But to my mind -- and I'll wager to a whole lot of teachers in this county -- Harford school Superintendent Ray R. Keech's decision last month to wrench the profanity from the play "Jabberwock" is disturbing.
The deletions came after a very small band of parents at North Harford Middle complained about profanity and other elements of the play, which students had chosen to perform.
The upset parents -- three couples -- exercised their freedom of expression by telling school administrators and Keech they wanted the play altered also because (A) it had racist overtones, and (B) a comment by a character in the play was "un-American." (The character remarks that he is relieved not to have been snared for military duty.)
What's particularly grim is that a majority of county school board members backed Keech's decision when they turned down an appeal last week of Keech's excisions. The two North Harford Middle teachers advising the students on the production filed the appeal.
The actions of Keech and the board are alarming, for you have
to wonder if they speak volumes about their own approach to education. Is it "Let there be blinders for our children"?
Mark Twain warned us with characteristic wit of these rogue arts vigilantes when he said that those who know "The Truth" find those that seek it dangerous.
If a few profane words in a satirical play about the trials, tribulations and humor of adolescence can drivethe highest administrator and a school board to censorship, imagine what a piece of literature a little more brave might do.
Keech andthe school board members are men and women who are supposed to be enlightened about the value of literature to the young mind and dedicated to encouraging an open atmosphere of learning.
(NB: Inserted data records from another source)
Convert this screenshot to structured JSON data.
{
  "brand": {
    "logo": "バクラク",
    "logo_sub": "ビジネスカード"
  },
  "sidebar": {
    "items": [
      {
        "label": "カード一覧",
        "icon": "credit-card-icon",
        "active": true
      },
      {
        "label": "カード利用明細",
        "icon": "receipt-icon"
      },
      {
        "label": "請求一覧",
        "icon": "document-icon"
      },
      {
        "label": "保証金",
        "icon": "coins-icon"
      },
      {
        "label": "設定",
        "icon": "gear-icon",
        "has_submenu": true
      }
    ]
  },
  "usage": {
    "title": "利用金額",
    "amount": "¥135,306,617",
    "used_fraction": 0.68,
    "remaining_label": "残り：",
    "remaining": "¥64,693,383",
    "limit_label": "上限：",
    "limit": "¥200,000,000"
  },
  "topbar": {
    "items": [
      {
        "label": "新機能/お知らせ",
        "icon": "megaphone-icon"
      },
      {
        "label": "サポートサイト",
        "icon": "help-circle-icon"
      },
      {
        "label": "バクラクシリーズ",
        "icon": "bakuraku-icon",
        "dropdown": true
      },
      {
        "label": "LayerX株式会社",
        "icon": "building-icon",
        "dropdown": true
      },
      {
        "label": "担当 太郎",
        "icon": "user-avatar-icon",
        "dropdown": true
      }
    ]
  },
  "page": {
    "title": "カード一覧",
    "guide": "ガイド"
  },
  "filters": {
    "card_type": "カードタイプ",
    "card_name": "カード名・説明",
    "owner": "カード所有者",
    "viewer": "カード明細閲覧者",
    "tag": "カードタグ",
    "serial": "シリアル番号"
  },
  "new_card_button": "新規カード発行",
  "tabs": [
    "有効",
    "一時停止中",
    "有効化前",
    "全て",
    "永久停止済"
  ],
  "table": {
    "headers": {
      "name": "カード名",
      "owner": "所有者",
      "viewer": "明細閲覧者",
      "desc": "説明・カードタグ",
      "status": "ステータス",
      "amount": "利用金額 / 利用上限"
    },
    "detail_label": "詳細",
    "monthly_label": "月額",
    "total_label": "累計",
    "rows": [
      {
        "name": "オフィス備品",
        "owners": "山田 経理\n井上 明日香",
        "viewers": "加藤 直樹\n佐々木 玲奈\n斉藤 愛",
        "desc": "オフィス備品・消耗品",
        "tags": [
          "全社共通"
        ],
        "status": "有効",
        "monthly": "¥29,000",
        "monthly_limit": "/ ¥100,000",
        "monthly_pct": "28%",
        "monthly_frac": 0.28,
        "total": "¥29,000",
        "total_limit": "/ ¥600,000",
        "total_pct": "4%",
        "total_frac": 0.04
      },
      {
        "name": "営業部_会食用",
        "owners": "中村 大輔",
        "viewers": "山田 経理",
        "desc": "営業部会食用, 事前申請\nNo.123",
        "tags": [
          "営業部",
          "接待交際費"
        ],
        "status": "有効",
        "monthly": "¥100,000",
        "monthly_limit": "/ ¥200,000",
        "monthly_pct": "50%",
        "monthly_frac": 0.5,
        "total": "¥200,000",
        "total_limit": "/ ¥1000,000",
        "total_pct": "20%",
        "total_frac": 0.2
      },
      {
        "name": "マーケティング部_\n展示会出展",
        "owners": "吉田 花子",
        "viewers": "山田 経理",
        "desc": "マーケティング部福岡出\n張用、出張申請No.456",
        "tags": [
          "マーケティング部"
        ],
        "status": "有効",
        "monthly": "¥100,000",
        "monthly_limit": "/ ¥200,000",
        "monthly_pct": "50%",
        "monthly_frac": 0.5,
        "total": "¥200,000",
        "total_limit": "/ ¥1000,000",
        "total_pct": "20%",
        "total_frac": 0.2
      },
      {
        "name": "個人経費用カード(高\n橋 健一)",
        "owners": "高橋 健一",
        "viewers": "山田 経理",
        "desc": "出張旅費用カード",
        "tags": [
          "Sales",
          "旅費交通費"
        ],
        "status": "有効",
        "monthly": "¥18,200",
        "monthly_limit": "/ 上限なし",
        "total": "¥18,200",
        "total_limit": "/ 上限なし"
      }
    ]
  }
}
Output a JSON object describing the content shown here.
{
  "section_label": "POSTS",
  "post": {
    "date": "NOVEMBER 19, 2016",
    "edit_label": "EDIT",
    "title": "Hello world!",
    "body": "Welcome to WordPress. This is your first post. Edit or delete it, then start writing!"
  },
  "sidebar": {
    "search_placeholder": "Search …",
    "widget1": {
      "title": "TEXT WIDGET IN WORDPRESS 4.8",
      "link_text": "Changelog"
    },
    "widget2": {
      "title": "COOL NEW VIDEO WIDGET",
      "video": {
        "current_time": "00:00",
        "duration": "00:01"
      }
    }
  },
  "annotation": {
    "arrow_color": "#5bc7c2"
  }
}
Literature, eventhough it may include profanity or racial slurs or sexual innuendo, is meant to help us reflect on the deeper meanings and actions of ourown lives.
We learn to be more human and to know what others' experiences of being human are like. They are often different from our own.
The parents and the school administrators fool only themselvesif they think that by deleting profanity from a school play they protect the children from using or hearing profanity in their everyday lives.
I'd wager each member of the school board and Keech that if they searched their memories, they will recall that it was at roughlythe very age our young "Jabberwock" actors and actresses that they began experimenting with the blue words dissected from the play.
Were they corrupted by their use of these words in their youth?
Plays, books, music, films and poetry do not corrupt.
They present us with ideas and images that move us at a deep intellectual and spiritual level that everyday life often cannot reach. And within that experience can come intellectual and spiritual growth.
Yet for some, obviously, this power of literature and art is dangerous.
The parents who demanded "Jabberwock" be altered are of a mind that expressionsof life that do not portray how they choose to live their own lives should be monitored and controlled.
These art vigilantes remind meof the people you see trimming, at a frenetic pace, the wildness of spring bloom on the bush until it looks like a boxy square of lifeless green.
It is in times like these that we are best to remind ourselves that no subject is safe from censorship's clip, clip, clip.
The works of famous and revered American writers from Mark Twain to F. Scott Fitzgerald have been and continue to be banned. Twain's wonderful boyhood tale "Huckleberry Finn" continues to be among the most banned books by public school boards in the United States.
The sweetest black humor in all of this is that Keech chose to censor words in a play based on the writings of James Thurber, the humorist who knew well that, yes, laughter is the truest genius of men.
Too bad Thurber is not still among us. He would have had a field day lampooningthis mess.